ASSIGNED TASK:
The lines you return must be all those in the data that hold the string "this".

DATA SUPPLIED:
= Beginning of Section =
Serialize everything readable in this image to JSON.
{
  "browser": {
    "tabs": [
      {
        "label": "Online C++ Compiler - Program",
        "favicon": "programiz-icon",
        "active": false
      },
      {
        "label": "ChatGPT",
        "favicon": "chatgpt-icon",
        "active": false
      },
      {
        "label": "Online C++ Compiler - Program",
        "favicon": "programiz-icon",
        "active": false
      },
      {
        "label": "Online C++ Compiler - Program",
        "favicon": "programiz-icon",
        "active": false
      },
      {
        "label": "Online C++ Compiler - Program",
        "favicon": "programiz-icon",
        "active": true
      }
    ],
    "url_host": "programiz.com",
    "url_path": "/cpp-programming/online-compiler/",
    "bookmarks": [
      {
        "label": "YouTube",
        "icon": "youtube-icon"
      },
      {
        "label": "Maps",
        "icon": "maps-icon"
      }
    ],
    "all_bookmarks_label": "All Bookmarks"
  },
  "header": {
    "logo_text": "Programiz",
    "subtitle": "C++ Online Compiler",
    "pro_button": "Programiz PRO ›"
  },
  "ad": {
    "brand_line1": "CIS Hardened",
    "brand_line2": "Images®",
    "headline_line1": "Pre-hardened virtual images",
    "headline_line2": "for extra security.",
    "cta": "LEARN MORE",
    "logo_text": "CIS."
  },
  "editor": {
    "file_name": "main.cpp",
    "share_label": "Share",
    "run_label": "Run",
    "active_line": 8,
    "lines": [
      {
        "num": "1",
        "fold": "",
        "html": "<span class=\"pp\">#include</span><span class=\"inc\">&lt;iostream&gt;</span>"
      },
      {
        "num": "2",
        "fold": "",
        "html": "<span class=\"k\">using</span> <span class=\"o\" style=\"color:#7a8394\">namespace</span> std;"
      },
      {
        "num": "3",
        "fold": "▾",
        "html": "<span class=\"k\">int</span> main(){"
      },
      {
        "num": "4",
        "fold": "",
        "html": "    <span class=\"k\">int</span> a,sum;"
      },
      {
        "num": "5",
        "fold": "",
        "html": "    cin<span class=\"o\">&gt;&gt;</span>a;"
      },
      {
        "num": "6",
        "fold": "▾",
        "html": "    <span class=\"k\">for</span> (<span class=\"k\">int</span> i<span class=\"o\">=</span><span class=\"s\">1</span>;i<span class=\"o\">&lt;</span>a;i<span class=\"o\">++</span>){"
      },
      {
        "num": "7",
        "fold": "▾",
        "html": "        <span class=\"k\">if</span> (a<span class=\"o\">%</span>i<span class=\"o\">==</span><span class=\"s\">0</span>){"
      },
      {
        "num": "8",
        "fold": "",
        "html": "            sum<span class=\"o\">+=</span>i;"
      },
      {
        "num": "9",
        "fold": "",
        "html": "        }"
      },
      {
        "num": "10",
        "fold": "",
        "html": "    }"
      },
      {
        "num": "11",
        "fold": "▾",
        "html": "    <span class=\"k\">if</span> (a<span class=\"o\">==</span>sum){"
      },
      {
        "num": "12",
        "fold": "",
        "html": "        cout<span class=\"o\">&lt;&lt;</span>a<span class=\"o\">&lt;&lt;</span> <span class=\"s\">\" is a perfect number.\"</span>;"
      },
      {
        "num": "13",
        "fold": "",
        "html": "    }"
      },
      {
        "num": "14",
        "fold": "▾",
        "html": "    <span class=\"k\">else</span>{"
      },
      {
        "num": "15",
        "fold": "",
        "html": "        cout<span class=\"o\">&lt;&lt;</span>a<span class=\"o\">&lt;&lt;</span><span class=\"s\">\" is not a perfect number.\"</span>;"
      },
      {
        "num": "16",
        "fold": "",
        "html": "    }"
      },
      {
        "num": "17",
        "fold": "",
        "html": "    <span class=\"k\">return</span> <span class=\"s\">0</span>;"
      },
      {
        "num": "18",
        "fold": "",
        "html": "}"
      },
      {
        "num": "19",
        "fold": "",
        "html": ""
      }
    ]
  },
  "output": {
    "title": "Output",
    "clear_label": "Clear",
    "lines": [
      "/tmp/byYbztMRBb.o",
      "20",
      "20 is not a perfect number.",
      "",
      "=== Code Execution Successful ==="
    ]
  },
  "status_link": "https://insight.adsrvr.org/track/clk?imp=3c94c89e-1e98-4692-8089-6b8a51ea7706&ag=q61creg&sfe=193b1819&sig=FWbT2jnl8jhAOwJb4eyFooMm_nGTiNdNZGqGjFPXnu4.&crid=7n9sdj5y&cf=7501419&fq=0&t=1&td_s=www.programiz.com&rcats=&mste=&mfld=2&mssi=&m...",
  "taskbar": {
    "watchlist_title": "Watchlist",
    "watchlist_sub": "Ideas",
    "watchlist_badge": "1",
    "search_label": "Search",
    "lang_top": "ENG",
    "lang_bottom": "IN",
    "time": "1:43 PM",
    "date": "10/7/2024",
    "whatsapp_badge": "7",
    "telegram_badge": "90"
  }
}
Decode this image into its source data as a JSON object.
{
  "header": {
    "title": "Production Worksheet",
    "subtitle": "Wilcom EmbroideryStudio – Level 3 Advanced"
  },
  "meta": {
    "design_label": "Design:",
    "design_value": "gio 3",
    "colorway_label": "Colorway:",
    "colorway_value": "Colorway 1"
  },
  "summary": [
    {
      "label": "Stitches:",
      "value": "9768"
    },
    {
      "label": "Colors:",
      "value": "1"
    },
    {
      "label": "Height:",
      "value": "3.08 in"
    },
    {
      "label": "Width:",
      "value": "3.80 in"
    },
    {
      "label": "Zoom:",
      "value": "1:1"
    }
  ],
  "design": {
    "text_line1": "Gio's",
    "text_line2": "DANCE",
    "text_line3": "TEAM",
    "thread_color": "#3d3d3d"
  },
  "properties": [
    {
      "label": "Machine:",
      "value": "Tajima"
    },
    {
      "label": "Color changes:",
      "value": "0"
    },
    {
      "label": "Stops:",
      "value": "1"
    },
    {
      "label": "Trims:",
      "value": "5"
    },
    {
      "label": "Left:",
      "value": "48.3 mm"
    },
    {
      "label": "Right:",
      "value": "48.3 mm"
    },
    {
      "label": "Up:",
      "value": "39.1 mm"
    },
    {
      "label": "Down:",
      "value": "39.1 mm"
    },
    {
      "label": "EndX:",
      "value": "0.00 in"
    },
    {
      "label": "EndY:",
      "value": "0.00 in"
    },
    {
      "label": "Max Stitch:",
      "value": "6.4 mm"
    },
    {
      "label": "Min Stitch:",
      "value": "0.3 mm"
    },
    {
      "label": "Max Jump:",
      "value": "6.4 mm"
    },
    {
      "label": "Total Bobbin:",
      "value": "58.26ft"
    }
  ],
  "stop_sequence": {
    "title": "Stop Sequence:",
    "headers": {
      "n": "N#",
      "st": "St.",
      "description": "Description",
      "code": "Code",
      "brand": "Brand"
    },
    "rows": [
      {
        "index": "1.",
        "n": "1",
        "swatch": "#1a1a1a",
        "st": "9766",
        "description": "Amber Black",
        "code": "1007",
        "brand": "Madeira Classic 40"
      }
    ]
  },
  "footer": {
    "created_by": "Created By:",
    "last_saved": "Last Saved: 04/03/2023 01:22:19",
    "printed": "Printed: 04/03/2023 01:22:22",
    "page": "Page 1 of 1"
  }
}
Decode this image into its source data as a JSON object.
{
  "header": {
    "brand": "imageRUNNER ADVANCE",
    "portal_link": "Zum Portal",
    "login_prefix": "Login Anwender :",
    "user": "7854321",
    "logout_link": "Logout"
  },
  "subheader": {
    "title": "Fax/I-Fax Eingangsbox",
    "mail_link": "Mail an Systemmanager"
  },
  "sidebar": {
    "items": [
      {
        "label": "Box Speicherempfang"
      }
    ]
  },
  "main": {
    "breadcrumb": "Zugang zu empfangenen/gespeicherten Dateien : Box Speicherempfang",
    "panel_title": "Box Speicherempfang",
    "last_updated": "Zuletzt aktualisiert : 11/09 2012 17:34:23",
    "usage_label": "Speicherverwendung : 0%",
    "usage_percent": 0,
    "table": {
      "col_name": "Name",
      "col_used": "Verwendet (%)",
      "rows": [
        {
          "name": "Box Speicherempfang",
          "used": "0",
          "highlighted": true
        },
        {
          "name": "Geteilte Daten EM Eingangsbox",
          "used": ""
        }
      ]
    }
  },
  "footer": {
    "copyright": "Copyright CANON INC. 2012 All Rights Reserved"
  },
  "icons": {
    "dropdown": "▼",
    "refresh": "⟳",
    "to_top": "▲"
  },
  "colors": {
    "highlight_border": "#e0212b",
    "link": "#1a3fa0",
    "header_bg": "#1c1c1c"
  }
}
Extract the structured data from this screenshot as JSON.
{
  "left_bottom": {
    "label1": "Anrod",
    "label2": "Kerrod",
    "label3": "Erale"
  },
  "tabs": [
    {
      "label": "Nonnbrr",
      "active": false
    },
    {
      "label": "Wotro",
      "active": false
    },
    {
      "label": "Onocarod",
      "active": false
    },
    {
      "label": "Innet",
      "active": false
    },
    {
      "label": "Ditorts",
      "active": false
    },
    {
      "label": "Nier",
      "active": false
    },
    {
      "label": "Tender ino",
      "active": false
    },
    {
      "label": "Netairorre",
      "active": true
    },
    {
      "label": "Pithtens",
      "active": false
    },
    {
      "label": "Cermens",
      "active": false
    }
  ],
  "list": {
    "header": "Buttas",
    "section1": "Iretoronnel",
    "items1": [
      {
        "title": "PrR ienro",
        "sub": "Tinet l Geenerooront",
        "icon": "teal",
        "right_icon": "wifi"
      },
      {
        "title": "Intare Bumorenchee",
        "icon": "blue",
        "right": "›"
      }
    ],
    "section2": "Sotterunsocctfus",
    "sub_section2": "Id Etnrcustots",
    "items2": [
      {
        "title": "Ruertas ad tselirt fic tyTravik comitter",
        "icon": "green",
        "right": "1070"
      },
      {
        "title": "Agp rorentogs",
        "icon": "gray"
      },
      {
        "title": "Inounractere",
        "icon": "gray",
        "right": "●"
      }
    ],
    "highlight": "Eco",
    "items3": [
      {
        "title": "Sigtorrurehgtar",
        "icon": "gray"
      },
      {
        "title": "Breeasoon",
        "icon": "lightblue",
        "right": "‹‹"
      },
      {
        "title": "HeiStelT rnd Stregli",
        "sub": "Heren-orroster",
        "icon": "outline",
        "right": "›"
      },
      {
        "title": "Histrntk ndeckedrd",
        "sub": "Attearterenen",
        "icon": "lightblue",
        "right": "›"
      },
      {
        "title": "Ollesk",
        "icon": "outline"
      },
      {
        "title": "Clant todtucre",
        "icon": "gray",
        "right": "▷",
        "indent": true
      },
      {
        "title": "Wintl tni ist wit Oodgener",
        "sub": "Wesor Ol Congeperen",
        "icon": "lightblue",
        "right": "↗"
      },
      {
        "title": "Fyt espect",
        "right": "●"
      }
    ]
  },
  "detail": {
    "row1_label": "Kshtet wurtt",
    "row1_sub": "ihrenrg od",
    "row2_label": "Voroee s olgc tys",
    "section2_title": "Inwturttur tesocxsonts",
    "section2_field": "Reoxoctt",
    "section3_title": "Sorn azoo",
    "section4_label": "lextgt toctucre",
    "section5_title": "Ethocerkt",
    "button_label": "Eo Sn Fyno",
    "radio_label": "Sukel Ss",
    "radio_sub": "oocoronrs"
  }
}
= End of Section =
PROBLEM SOLUTION:
Serialize everything readable in this image to JSON.
Decode this image into its source data as a JSON object.
Decode this image into its source data as a JSON object.
Extract the structured data from this screenshot as JSON.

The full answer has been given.